Vain thought! the dweller in that still retreat
Dearly obtains the refuge it affords.
Its elevated site forbids the wretch
To drink sweet waters of the crystal well:
He dips his bowl into the weedy ditch, .
And, heavy laden, brings his beverage home,
Far fetch'd and little worth; nor seldom waits
Dependant on the baker's punctual call,
To hear his creaking panniers at the door,
Angry and sad, and his last crust consumed.
So farewell envy of the peasant's nest !
If solitude make scant the means of life,
Society for me!-thou seeming sweet,
Be still a pleasing object in my view;
My visit still, but never mine abode.
Not distant far a length of colonnade
Invites us. Monument of ancient taste,
Now scorn'd, but worthy of a better fate.
Our fathers knew the value of a screen
From sultry suns: and, in their shaded walks
And long protracted bowers, enjoy'd at noon
The gloom and coolness of declining day.
We bear our shades about us; self-deprived
Of other screen, the thin umbrella spread,
And range an Indian waste without a tree.
Thanks to Benevolus-he spares me yet
These chesnuts ranged in corresponding lines;
And, though himself so polish’d, still reprieves
The obsolete prolixity of shade.
Descending now (but cautious, lest too fast) A sudden steep, upon a rustic bridge We pass a gulf, in which the willows dip .. Their pendent boughs, stooping as if to drink. Hence, ankle deep in moss and flowery thyme, We mount again, and feel at every step Our foot half sunk in hillocks green and soft, Raised by the mole, the miner of the soil.
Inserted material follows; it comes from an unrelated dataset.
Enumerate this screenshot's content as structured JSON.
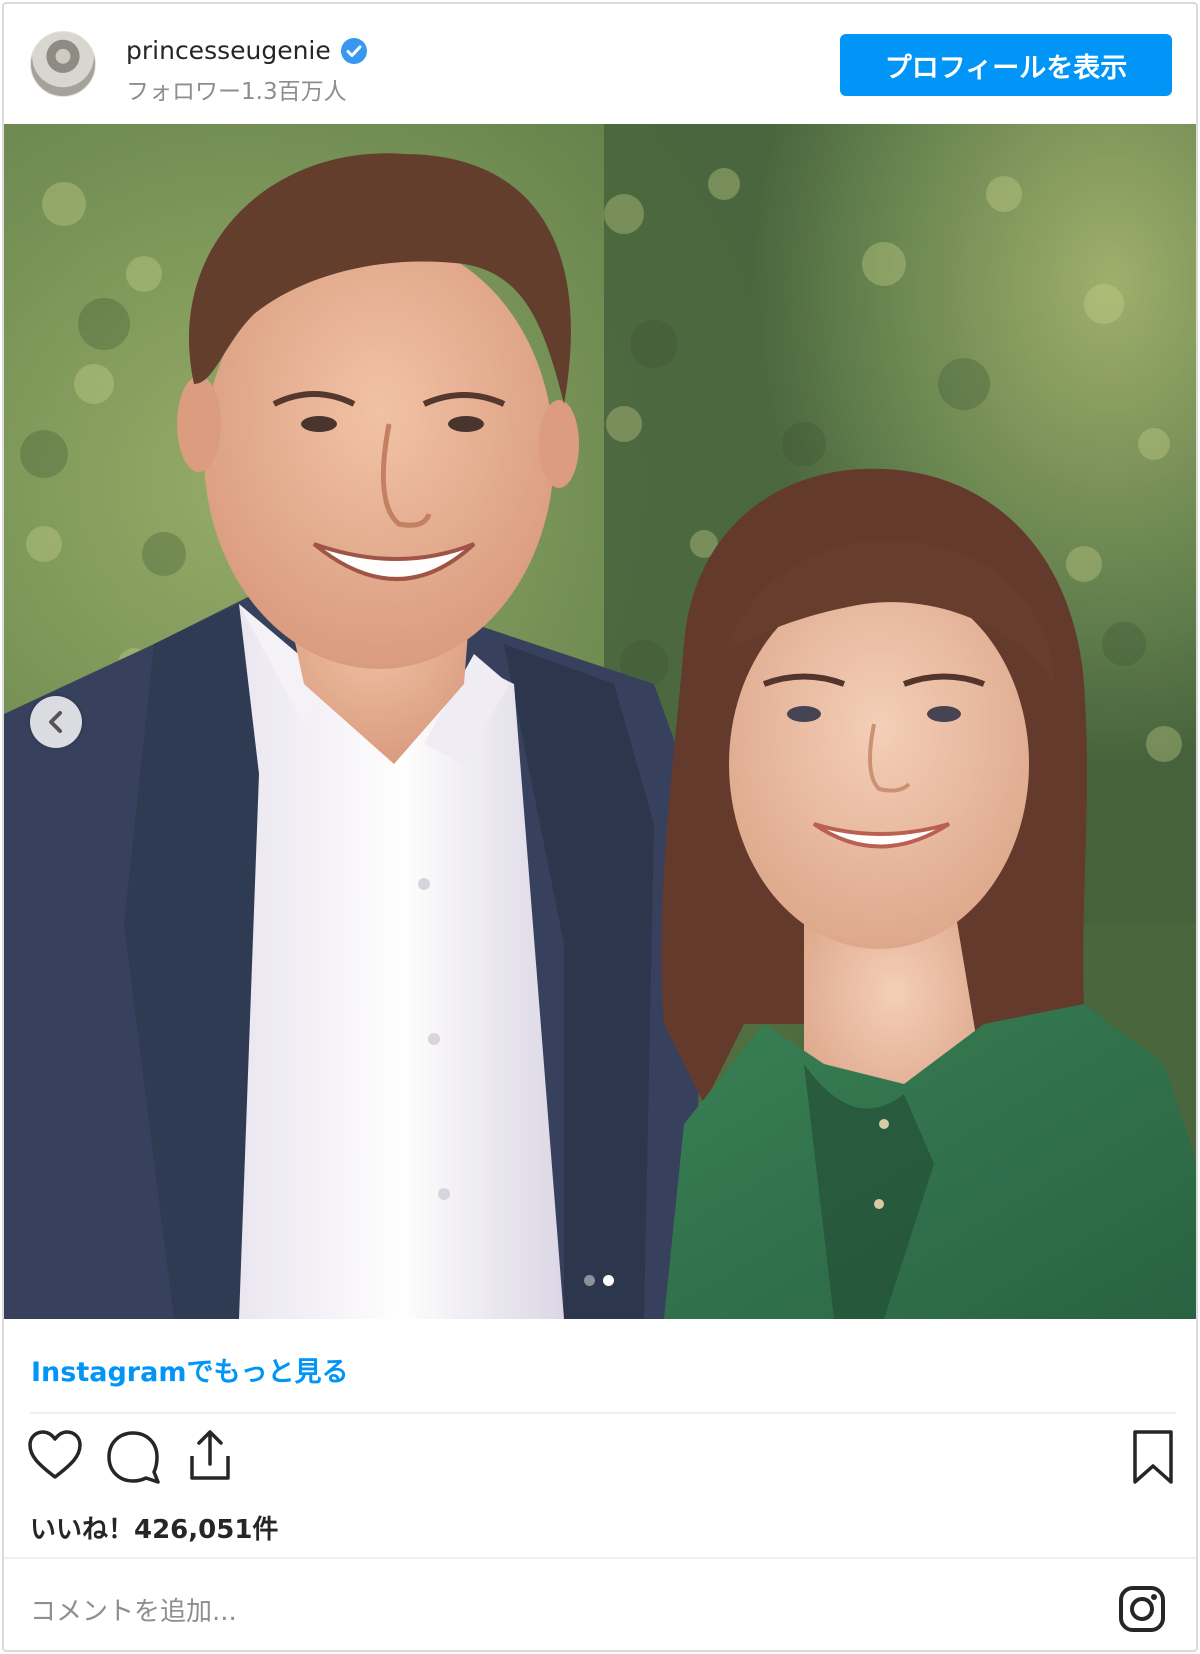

He, not unlike the great ones of mankind, Disfigures Earth : and, plotting in the dark, Toils much to earn a monumental pile, That may record the mischiefs he has done.
The summit gain’d, behold the proud alcove That crowns it! yet not all its pride secures
The grand retreat from injuries impress'd
By rural carvers, who with knives deface
The pannels, leaving an obscure, rude name,
In characters uncouth, and spelt amiss.
So strong the zeal to’immortalize himself
Beats in the breast of man, that e'en a few,
Few transient years, won from the abyss abhorr'd
Of blank oblivion, seem a glorious prize,
And even to a clown. Now roves the eye;
And, posted on this speculative height,
Exults in its command. The sheepfold here
Pours out its fleecy tenants o'er the glebe.
At first, progressive as a stream, they seek
The middle field; but scatter'd by degrees,
Each to his choice, soon whiten all the land.
There from the sunburnt hayfield homeward creeps
The loaded wain; while, lighten'd of its charge,
The wain that meets it passes swiftly by;
The boorish driver leaning o'er his team
Vociferous, and impatient of delay.
Nor less attractive is the woodland scene,
Diversified with trees of every growth,
Alike, yet various. Here the gray, smooth trunks
Of ash or lime or beech distinctly shine
Within the twilight of their distant shades; ·
There, lost behind a rising ground, the wood
Seems sunk, and shorten'd to its topmost boughs.
No tree in all the grove but has its charms,
Though each its hue peculiar; paler some,
And of a wannish gray: the willow such,
And poplar, that with silver lines his leaf,
And ash far stretching his umbrageous arm;
Of deeper green the elm; and deeper still,
Lord of the woods, the long-surviving oak.